Jacinda Baker, a 26-year-old medic in the New Zealand Defence Force’s Provincial Reconstruction Team in Bamyan, Afghanistan, was killed on 20 August 2012, when an improvised bomb destroyed the Humvee in which she was riding. Two other New Zealand soldiers died with her: Corporal Luke Tamatea (31) and Private Richard Harris (21).
Described by her commanding officer as ‘the mother hen, who we would not swap for the world’, Lance Corporal Baker was known for her professionalism and courage. She was the first female New Zealand soldier to be killed in action since troops were sent to Afghanistan, and the first woman to be in killed in conflict since nurse Lesley Cowper of the New Zealand Surgical Team died in Vietnam in 1966.
New Zealand’s army, which Baker joined in 2007, is one of the few in which she would be allowed a combat role. (Canada, Denmark, Finland, France, Germany, Norway, Israel, Serbia, Sweden and Switzerland are the others.) Her death provoked discussion in Australia, New Zealand’s closest military ally, where women have been allowed in combat roles since 2011. The treatment of women in the Australian military has been the subject of scandal and a damning report by that country’s Sex Discrimination Commissioner (released in August 2012).
The road to women’s inclusion in New Zealand’s defence forces was surprisingly smooth. There was a precedent for women in combat roles – Māori women had taken part in fighting in the 19th century. Most well known was Hēni Te Kiri Karamū, who fought against the British at Gate Pā in 1864, and for them against Hauhau (adherents of the Pai Mārire faith) in 1865. Pākehā women first went to war as nurses – 35 New Zealand women went to the South African War (1899–1902) as nurses. Numbers swelled during the First World War, when 640 went as nurses. Of this group, 17 died.

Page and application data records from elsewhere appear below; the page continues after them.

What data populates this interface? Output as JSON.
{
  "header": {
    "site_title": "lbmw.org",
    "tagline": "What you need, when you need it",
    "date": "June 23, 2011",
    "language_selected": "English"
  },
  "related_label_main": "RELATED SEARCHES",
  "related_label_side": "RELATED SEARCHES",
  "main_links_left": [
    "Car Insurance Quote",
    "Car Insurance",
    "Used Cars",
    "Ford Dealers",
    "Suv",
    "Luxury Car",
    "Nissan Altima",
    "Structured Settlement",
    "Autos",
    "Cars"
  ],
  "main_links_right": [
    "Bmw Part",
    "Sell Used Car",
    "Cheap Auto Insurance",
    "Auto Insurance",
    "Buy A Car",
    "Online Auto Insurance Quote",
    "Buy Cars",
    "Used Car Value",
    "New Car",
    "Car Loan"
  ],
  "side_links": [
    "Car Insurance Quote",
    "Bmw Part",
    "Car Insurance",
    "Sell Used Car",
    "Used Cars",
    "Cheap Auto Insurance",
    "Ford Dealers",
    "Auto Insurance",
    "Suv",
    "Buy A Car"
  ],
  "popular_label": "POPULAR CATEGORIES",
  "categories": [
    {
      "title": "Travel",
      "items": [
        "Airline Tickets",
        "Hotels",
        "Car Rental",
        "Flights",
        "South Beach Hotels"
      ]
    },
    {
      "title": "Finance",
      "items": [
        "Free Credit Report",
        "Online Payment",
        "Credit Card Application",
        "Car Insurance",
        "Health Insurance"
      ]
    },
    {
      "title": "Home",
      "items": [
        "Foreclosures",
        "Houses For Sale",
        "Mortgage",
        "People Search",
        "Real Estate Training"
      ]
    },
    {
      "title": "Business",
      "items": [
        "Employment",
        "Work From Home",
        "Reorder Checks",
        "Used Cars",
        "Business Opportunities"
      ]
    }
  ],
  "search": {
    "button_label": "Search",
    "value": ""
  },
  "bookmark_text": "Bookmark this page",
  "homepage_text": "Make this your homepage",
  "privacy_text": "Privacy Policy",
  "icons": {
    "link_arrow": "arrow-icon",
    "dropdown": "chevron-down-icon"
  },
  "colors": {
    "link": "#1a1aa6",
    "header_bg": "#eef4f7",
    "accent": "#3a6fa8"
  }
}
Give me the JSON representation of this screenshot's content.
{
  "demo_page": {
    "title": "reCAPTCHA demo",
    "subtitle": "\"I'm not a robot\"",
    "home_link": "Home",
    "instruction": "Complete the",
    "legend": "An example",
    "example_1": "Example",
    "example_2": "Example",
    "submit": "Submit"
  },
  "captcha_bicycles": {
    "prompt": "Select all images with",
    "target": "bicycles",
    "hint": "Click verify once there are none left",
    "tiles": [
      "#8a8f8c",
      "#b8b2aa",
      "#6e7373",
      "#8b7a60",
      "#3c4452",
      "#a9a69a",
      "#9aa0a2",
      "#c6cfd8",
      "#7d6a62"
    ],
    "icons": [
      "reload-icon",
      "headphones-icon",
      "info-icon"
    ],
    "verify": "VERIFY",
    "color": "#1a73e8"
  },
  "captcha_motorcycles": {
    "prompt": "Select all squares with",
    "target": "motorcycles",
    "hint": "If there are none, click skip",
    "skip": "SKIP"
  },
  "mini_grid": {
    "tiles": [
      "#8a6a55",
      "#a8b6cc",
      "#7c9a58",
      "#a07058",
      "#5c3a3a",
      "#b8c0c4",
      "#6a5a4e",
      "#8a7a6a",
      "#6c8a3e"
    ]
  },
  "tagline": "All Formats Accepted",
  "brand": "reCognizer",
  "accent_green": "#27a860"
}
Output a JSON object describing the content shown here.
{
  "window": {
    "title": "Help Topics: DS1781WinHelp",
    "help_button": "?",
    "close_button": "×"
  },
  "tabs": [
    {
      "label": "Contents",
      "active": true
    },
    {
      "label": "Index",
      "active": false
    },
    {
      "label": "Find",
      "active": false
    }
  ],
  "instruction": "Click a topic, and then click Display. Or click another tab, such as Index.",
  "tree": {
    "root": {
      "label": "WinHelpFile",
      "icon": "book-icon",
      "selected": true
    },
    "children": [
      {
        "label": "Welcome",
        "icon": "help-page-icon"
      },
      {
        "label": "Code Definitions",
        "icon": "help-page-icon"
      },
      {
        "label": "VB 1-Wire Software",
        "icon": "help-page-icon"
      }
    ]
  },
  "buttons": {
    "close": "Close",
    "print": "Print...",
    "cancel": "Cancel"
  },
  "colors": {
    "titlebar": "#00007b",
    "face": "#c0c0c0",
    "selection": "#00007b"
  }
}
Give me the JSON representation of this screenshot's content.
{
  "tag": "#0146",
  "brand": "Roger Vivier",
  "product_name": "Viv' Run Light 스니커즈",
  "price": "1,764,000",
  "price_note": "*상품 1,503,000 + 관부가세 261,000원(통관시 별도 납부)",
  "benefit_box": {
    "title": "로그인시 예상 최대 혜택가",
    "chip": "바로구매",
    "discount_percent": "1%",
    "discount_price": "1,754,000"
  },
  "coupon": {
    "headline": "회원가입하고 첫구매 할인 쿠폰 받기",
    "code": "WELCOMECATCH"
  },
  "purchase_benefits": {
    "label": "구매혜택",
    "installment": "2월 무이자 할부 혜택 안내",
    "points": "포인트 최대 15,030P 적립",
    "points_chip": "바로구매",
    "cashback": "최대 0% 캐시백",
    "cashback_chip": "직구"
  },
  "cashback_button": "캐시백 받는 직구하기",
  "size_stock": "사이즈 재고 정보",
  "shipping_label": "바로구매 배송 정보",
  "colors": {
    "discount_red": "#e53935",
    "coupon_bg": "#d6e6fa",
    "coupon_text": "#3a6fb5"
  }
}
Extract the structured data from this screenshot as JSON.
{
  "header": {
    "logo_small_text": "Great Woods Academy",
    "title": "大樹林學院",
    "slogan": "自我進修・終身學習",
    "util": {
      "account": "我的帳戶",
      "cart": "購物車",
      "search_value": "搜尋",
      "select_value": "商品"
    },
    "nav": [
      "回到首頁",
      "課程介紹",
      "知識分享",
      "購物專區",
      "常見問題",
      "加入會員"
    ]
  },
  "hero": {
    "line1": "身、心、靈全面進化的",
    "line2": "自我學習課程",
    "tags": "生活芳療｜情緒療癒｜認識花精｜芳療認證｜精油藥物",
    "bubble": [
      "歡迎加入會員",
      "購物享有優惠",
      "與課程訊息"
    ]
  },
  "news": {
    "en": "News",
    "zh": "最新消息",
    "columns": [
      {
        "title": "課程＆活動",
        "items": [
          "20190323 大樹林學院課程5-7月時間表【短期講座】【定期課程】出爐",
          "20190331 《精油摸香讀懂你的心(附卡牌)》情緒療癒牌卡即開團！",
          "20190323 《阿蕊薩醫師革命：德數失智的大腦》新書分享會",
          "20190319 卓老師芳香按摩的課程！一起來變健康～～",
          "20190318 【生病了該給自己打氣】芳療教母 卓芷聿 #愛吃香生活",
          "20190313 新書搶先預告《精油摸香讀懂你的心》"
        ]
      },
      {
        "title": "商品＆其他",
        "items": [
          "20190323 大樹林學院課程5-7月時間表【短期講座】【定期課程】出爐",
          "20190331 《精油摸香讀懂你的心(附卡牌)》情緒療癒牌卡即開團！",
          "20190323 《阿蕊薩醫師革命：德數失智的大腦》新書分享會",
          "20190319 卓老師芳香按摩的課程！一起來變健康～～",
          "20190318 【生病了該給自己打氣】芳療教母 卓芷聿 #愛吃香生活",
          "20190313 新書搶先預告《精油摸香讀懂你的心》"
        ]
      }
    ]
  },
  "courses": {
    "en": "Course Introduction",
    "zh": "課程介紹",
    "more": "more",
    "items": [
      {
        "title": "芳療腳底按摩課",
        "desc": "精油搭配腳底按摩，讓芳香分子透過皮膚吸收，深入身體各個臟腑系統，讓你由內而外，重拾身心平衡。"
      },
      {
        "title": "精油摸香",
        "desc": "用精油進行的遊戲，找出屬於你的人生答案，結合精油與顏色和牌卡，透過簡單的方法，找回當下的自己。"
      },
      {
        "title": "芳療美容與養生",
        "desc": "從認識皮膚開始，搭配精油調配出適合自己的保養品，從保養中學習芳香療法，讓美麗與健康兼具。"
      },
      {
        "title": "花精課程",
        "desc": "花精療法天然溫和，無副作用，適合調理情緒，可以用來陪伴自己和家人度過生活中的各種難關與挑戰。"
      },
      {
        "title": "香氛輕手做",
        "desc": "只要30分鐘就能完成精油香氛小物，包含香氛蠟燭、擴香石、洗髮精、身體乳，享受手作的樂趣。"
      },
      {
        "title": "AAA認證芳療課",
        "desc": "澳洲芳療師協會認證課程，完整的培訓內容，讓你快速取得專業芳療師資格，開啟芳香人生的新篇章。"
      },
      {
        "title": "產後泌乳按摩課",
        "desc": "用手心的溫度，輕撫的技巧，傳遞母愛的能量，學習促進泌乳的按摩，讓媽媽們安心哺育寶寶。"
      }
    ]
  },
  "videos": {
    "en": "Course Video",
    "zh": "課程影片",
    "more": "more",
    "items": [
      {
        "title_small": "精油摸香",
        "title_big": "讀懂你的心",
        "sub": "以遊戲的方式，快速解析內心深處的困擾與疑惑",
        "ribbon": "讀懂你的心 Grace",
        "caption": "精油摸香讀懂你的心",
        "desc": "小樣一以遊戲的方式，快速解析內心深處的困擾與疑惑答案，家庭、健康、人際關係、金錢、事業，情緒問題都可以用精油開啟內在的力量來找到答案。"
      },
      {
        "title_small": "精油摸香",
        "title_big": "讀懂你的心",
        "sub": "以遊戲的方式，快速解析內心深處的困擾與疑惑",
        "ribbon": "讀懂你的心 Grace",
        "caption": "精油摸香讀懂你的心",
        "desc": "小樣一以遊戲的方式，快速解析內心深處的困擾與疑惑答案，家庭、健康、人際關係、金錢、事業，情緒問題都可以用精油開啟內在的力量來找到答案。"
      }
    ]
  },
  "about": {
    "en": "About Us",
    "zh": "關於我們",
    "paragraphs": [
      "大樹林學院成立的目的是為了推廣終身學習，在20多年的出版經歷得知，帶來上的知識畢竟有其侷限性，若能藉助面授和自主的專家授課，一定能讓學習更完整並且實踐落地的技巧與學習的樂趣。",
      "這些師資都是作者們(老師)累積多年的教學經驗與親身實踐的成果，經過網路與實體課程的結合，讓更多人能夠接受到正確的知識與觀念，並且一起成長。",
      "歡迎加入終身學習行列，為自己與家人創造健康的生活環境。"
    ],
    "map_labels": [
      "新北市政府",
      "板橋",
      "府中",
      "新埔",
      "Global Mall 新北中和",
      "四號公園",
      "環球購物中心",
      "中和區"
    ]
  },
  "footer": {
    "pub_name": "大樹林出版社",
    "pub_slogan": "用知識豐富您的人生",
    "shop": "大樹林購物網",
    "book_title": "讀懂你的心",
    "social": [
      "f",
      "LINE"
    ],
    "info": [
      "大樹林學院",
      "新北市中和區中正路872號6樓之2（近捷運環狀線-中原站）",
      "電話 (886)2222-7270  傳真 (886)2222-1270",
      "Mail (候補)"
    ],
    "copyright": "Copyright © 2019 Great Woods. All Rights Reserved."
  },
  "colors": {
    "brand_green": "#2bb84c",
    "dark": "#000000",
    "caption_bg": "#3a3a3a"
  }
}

During the Second World War, women’s auxiliaries became part of all three branches of the military. A civilian Women’s War Service Auxiliary (1940) found women to work as clerks, cooks and waitresses in New Zealand military bases and service clubs in the Middle East. Once women were accepted into the army in 1942, the Women’s Army Auxiliary Corps (WAAC) was formed, and Vida Jowett appointed chief commander. The closest WAACs got to combat was as drivers, radio operators and signallers, with some trained for coastal and anti-aircraft defence work and as part of artillery units.
Members of the Women’s Auxiliary Air Force, led by Kitty Kain, worked in mechanical and aircraft trades, and as dental mechanics and meteorological assistants. The Women’s Royal Naval Service (New Zealand) was led by Chief Officer Ruth Herrick. Like women’s auxiliaries in the other arms of the military, the service provided clerks, drivers and mess staff.
As Te Ara’s Armed Forces entry explains, women’s roles had diversified, but no women actually fought. When women became a permanent part of New Zealand’s military after the Second World War, their numbers were small – only 4–5% in the 1950s and 1960s. Separate women’s services ended in 1977, and women were allowed to take combat roles from 2000. In 2012 women were 16% of non-civilian Defence Force personnel.